The second part of the Winkler test reduces (acidifies) the solution. The precipitate will dissolve back into solution as the H+ reacts with the O2− and OH to form water.

MnO(OH)2(s) + 4 H+(aq) → Mn4+(aq) + 3 H2O(l)

The acid facilitates the conversion by the brown, Manganese-containing precipitate of the Iodide ion into elemental Iodine.

The Mn(SO4)2 formed by the acid converts the iodide ions into iodine, itself being reduced back to manganese(II) ions in an acidic medium.

Mn(SO4)2 + 2 I(aq) → Mn2+(aq) + I2(aq) + 2 SO2−

Thiosulfate is used, with a starch indicator, to titrate the iodine.

2 S
(aq) + I2S
(aq) + 2 I(aq)


From the above stoichiometric equations, we can find that:

1 mole of O2 → 2 moles of MnO(OH)2 → 2 mole of I2 → 4 mole of S

Therefore, after determining the number of moles of iodine produced, we can work out the number of moles of oxygen molecules present in the original water sample. The oxygen content is usually presented in milligrams per liter (mg/L).


The success of this method is critically dependent upon the manner in which the sample is manipulated. At all stages, steps must be taken to ensure that oxygen is neither introduced to nor lost from the sample. Furthermore, the water sample must be free of any solutes that will oxidize or reduce iodine.

Instrumental methods for measurement of dissolved oxygen have widely supplanted the routine use of the Winkler test, although the test is still used to check instrument calibration.


To determine five-day biochemical oxygen demand (BOD5), several dilutions of a sample are analyzed for dissolved oxygen before and after a five-day incubation period at 20 °C in the dark. In some cases, bacteria are used to provide a standardized community to uptake oxygen while consuming the organic matter in the sample; these bacteria are known as "seed". The difference in DO and the dilution factor are used to calculated BOD5. The resulting number (usually reported in parts per million or milligrams per liter) is useful in determining the relative organic strength of sewage or other polluted waters.

The BOD5 test is an example of analysis that determines classes of materials in a sample.

Winkler bottle[edit]

A Winkler bottle is a piece of laboratory glassware specifically made for carrying out the Winkler test. These bottles have conical tops and a close fitting stopper to aid in the exclusion of air bubbles when the top is sealed. This is important because oxygen in trapped air would be included in the measurement and would affect the accuracy of the test.[4]

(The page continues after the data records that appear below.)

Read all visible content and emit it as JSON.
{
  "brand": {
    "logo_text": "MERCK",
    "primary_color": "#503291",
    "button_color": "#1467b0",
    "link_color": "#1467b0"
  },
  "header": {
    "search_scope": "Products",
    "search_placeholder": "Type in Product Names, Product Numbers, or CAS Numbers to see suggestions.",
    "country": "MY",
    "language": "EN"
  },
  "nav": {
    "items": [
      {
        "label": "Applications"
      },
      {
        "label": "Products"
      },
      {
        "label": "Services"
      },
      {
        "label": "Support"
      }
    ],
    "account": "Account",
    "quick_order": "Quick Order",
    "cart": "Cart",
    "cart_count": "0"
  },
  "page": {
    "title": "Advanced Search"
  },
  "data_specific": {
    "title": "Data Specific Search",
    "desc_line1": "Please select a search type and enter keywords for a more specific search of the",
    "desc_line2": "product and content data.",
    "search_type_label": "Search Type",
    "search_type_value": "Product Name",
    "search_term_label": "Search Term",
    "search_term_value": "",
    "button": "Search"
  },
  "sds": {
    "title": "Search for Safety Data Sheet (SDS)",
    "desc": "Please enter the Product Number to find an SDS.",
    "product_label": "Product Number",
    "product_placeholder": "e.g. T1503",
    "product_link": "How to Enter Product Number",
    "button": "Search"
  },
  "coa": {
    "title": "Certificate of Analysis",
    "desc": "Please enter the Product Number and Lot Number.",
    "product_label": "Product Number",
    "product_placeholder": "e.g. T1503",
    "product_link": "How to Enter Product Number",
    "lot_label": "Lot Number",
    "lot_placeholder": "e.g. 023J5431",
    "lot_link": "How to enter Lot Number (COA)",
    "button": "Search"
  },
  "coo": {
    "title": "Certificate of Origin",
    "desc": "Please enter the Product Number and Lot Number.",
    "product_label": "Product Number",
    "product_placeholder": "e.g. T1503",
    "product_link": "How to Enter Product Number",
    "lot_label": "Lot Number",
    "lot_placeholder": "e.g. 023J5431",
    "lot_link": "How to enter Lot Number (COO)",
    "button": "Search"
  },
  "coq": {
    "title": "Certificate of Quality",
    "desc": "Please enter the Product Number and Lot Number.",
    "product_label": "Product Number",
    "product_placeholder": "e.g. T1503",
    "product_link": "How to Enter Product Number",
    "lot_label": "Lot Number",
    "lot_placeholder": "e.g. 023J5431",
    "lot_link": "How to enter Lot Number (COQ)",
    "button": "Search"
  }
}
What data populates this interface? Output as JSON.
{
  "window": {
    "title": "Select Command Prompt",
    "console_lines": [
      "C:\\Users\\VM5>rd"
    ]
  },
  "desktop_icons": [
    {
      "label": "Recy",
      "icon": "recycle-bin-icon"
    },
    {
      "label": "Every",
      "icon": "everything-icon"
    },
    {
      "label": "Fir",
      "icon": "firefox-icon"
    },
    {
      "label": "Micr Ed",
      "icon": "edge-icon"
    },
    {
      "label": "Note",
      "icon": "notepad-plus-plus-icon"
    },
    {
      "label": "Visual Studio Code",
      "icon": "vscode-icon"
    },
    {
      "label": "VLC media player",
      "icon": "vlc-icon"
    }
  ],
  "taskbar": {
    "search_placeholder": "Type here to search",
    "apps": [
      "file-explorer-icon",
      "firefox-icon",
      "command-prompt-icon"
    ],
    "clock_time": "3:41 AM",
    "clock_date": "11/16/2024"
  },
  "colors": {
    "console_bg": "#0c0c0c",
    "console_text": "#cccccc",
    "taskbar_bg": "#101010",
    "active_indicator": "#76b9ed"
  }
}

  1. ^ Chiya Numako and Izumi Nakai (1995). "XAFS studies of some precipitation and coloration reaction used in analytical chemistry". Physica B: Condensed Matter. 208–209 (1–4): 387–388. Bibcode:1995PhyB..208..387N. doi:10.1016/0921-4526(94)00706-2.
  2. ^ A. H. de Carvalho, J. G. Calado and M. L. Moura, Rev. Port. Quim., 1963, 5, 15
  3. ^ Lajos Winkler (1888). "Die Bestimmung des in Wasser Gelösten Sauerstoffes". Berichte der Deutschen Chemischen Gesellschaft. 21 (2): 2843–2855. doi:10.1002/cber.188802102122.
  4. ^ Whitney King, "Winkler titrations – measuring dissolved oxygen", Colby at Sea, 11 February 2011, retrieved and archived 11 July 2012.

Further reading[edit]